• **ABOUT THIS TASK**
Please filter the entries for the word "Packaging" and copy every line that has it.
::: SUPPLIED DATA
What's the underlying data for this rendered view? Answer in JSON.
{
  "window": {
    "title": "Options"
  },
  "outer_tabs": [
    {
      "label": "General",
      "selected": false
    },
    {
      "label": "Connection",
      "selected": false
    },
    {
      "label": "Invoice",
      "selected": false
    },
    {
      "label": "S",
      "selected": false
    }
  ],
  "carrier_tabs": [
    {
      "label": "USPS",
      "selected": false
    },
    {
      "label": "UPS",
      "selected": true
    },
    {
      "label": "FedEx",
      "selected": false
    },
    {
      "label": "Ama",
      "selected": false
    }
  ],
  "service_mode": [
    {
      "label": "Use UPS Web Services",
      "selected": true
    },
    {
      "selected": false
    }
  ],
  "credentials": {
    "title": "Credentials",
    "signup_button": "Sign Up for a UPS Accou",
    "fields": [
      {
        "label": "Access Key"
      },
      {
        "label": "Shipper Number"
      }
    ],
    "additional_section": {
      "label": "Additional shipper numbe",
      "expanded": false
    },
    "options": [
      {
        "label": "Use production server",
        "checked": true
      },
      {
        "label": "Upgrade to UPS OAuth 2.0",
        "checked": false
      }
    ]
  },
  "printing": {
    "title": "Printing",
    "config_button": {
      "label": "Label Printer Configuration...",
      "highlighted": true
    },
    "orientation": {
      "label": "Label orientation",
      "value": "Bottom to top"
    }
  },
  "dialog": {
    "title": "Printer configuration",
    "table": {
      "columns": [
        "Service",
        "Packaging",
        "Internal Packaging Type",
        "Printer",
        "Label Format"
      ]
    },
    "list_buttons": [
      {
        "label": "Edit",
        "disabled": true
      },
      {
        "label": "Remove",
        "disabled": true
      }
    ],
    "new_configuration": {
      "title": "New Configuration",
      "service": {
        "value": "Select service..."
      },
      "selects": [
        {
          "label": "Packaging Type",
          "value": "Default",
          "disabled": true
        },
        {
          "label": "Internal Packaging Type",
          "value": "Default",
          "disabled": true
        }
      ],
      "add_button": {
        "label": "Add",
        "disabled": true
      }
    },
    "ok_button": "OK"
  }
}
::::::
• **RESPONSE BELOW**
        "Packaging",
        "Internal Packaging Type",
          "label": "Packaging Type",
          "label": "Internal Packaging Type",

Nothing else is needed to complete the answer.